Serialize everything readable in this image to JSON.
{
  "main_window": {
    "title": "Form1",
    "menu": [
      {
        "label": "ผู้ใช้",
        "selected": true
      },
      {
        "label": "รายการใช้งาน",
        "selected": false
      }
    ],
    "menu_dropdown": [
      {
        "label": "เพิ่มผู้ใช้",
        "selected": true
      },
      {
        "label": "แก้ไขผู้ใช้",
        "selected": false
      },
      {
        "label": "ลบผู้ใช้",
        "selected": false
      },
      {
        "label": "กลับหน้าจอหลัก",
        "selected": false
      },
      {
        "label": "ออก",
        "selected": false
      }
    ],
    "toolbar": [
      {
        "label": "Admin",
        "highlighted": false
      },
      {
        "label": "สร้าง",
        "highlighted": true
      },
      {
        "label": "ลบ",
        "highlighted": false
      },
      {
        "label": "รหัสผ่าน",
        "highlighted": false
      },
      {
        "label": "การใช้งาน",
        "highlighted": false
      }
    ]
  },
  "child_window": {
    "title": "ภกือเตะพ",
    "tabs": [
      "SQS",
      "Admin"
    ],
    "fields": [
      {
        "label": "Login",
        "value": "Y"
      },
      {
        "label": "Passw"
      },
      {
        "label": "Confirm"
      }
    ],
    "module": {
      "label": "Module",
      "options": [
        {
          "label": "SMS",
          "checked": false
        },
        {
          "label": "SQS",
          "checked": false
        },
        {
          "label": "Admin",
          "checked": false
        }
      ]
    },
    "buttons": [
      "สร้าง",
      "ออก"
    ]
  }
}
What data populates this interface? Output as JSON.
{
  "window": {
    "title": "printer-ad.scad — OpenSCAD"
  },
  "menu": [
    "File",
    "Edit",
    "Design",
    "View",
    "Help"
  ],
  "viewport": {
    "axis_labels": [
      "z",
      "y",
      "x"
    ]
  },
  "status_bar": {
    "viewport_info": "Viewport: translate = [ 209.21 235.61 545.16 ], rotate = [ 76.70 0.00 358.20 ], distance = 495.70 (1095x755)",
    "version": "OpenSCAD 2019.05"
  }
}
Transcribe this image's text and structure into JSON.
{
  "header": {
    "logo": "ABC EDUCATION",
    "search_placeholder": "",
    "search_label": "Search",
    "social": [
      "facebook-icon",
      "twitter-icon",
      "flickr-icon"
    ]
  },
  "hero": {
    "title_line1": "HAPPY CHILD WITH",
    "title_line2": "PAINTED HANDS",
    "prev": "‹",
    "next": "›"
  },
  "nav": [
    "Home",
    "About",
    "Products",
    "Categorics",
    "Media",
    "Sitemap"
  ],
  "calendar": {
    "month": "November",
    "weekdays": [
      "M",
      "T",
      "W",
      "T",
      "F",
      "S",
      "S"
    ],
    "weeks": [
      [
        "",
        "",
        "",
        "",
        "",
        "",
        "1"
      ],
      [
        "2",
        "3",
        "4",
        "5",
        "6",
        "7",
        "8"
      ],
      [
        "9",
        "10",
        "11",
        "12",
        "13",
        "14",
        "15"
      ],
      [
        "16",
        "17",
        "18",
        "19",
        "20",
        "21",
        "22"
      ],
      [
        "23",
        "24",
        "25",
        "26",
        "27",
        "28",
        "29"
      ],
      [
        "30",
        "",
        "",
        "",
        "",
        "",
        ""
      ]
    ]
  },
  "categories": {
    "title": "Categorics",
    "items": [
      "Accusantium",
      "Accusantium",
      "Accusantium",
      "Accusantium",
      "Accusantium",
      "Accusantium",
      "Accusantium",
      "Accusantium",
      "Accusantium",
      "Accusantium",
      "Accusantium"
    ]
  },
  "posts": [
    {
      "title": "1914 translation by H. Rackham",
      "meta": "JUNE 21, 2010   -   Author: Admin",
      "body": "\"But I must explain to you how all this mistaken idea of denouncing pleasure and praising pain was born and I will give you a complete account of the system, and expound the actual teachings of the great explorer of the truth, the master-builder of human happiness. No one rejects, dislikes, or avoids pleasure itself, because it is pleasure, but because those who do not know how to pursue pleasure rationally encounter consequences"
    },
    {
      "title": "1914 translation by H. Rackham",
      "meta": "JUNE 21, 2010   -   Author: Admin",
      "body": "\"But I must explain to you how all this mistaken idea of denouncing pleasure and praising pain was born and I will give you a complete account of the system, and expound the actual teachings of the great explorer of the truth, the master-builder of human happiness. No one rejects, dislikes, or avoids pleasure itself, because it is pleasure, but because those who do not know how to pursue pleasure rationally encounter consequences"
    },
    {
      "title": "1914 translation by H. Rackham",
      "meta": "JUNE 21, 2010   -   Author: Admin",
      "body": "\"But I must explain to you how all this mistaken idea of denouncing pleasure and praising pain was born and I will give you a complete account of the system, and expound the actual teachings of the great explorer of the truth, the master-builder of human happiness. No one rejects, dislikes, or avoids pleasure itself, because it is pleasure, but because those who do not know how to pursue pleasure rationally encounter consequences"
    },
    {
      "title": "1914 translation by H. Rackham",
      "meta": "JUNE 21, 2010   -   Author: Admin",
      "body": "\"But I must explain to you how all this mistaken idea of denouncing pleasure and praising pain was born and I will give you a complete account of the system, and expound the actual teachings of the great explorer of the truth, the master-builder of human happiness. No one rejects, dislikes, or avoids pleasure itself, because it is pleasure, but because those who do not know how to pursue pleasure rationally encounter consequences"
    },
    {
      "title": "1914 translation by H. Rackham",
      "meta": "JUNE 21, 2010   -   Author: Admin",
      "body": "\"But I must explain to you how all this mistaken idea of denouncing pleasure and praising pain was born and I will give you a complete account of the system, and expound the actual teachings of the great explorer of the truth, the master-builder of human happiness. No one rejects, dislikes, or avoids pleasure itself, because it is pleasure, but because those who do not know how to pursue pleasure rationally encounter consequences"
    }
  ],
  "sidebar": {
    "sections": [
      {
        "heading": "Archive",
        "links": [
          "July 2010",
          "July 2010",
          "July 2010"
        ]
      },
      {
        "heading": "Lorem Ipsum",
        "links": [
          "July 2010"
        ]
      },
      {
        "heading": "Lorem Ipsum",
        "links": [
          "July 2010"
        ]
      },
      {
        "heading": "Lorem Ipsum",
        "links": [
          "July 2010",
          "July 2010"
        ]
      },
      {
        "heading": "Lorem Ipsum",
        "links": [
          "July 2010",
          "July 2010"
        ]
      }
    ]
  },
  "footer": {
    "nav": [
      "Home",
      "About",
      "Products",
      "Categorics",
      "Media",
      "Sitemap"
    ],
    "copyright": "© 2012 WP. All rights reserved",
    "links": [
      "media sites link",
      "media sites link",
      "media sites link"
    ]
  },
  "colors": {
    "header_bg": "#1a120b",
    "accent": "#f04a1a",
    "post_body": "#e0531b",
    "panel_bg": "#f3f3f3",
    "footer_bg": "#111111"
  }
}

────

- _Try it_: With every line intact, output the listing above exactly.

- _Solution to this task_:
Serialize everything readable in this image to JSON.
{
  "main_window": {
    "title": "Form1",
    "menu": [
      {
        "label": "ผู้ใช้",
        "selected": true
      },
      {
        "label": "รายการใช้งาน",
        "selected": false
      }
    ],
    "menu_dropdown": [
      {
        "label": "เพิ่มผู้ใช้",
        "selected": true
      },
      {
        "label": "แก้ไขผู้ใช้",
        "selected": false
      },
      {
        "label": "ลบผู้ใช้",
        "selected": false
      },
      {
        "label": "กลับหน้าจอหลัก",
        "selected": false
      },
      {
        "label": "ออก",
        "selected": false
      }
    ],
    "toolbar": [
      {
        "label": "Admin",
        "highlighted": false
      },
      {
        "label": "สร้าง",
        "highlighted": true
      },
      {
        "label": "ลบ",
        "highlighted": false
      },
      {
        "label": "รหัสผ่าน",
        "highlighted": false
      },
      {
        "label": "การใช้งาน",
        "highlighted": false
      }
    ]
  },
  "child_window": {
    "title": "ภกือเตะพ",
    "tabs": [
      "SQS",
      "Admin"
    ],
    "fields": [
      {
        "label": "Login",
        "value": "Y"
      },
      {
        "label": "Passw"
      },
      {
        "label": "Confirm"
      }
    ],
    "module": {
      "label": "Module",
      "options": [
        {
          "label": "SMS",
          "checked": false
        },
        {
          "label": "SQS",
          "checked": false
        },
        {
          "label": "Admin",
          "checked": false
        }
      ]
    },
    "buttons": [
      "สร้าง",
      "ออก"
    ]
  }
}
What data populates this interface? Output as JSON.
{
  "window": {
    "title": "printer-ad.scad — OpenSCAD"
  },
  "menu": [
    "File",
    "Edit",
    "Design",
    "View",
    "Help"
  ],
  "viewport": {
    "axis_labels": [
      "z",
      "y",
      "x"
    ]
  },
  "status_bar": {
    "viewport_info": "Viewport: translate = [ 209.21 235.61 545.16 ], rotate = [ 76.70 0.00 358.20 ], distance = 495.70 (1095x755)",
    "version": "OpenSCAD 2019.05"
  }
}
Transcribe this image's text and structure into JSON.
{
  "header": {
    "logo": "ABC EDUCATION",
    "search_placeholder": "",
    "search_label": "Search",
    "social": [
      "facebook-icon",
      "twitter-icon",
      "flickr-icon"
    ]
  },
  "hero": {
    "title_line1": "HAPPY CHILD WITH",
    "title_line2": "PAINTED HANDS",
    "prev": "‹",
    "next": "›"
  },
  "nav": [
    "Home",
    "About",
    "Products",
    "Categorics",
    "Media",
    "Sitemap"
  ],
  "calendar": {
    "month": "November",
    "weekdays": [
      "M",
      "T",
      "W",
      "T",
      "F",
      "S",
      "S"
    ],
    "weeks": [
      [
        "",
        "",
        "",
        "",
        "",
        "",
        "1"
      ],
      [
        "2",
        "3",
        "4",
        "5",
        "6",
        "7",
        "8"
      ],
      [
        "9",
        "10",
        "11",
        "12",
        "13",
        "14",
        "15"
      ],
      [
        "16",
        "17",
        "18",
        "19",
        "20",
        "21",
        "22"
      ],
      [
        "23",
        "24",
        "25",
        "26",
        "27",
        "28",
        "29"
      ],
      [
        "30",
        "",
        "",
        "",
        "",
        "",
        ""
      ]
    ]
  },
  "categories": {
    "title": "Categorics",
    "items": [
      "Accusantium",
      "Accusantium",
      "Accusantium",
      "Accusantium",
      "Accusantium",
      "Accusantium",
      "Accusantium",
      "Accusantium",
      "Accusantium",
      "Accusantium",
      "Accusantium"
    ]
  },
  "posts": [
    {
      "title": "1914 translation by H. Rackham",
      "meta": "JUNE 21, 2010   -   Author: Admin",
      "body": "\"But I must explain to you how all this mistaken idea of denouncing pleasure and praising pain was born and I will give you a complete account of the system, and expound the actual teachings of the great explorer of the truth, the master-builder of human happiness. No one rejects, dislikes, or avoids pleasure itself, because it is pleasure, but because those who do not know how to pursue pleasure rationally encounter consequences"
    },
    {
      "title": "1914 translation by H. Rackham",
      "meta": "JUNE 21, 2010   -   Author: Admin",
      "body": "\"But I must explain to you how all this mistaken idea of denouncing pleasure and praising pain was born and I will give you a complete account of the system, and expound the actual teachings of the great explorer of the truth, the master-builder of human happiness. No one rejects, dislikes, or avoids pleasure itself, because it is pleasure, but because those who do not know how to pursue pleasure rationally encounter consequences"
    },
    {
      "title": "1914 translation by H. Rackham",
      "meta": "JUNE 21, 2010   -   Author: Admin",
      "body": "\"But I must explain to you how all this mistaken idea of denouncing pleasure and praising pain was born and I will give you a complete account of the system, and expound the actual teachings of the great explorer of the truth, the master-builder of human happiness. No one rejects, dislikes, or avoids pleasure itself, because it is pleasure, but because those who do not know how to pursue pleasure rationally encounter consequences"
    },
    {
      "title": "1914 translation by H. Rackham",
      "meta": "JUNE 21, 2010   -   Author: Admin",
      "body": "\"But I must explain to you how all this mistaken idea of denouncing pleasure and praising pain was born and I will give you a complete account of the system, and expound the actual teachings of the great explorer of the truth, the master-builder of human happiness. No one rejects, dislikes, or avoids pleasure itself, because it is pleasure, but because those who do not know how to pursue pleasure rationally encounter consequences"
    },
    {
      "title": "1914 translation by H. Rackham",
      "meta": "JUNE 21, 2010   -   Author: Admin",
      "body": "\"But I must explain to you how all this mistaken idea of denouncing pleasure and praising pain was born and I will give you a complete account of the system, and expound the actual teachings of the great explorer of the truth, the master-builder of human happiness. No one rejects, dislikes, or avoids pleasure itself, because it is pleasure, but because those who do not know how to pursue pleasure rationally encounter consequences"
    }
  ],
  "sidebar": {
    "sections": [
      {
        "heading": "Archive",
        "links": [
          "July 2010",
          "July 2010",
          "July 2010"
        ]
      },
      {
        "heading": "Lorem Ipsum",
        "links": [
          "July 2010"
        ]
      },
      {
        "heading": "Lorem Ipsum",
        "links": [
          "July 2010"
        ]
      },
      {
        "heading": "Lorem Ipsum",
        "links": [
          "July 2010",
          "July 2010"
        ]
      },
      {
        "heading": "Lorem Ipsum",
        "links": [
          "July 2010",
          "July 2010"
        ]
      }
    ]
  },
  "footer": {
    "nav": [
      "Home",
      "About",
      "Products",
      "Categorics",
      "Media",
      "Sitemap"
    ],
    "copyright": "© 2012 WP. All rights reserved",
    "links": [
      "media sites link",
      "media sites link",
      "media sites link"
    ]
  },
  "colors": {
    "header_bg": "#1a120b",
    "accent": "#f04a1a",
    "post_body": "#e0531b",
    "panel_bg": "#f3f3f3",
    "footer_bg": "#111111"
  }
}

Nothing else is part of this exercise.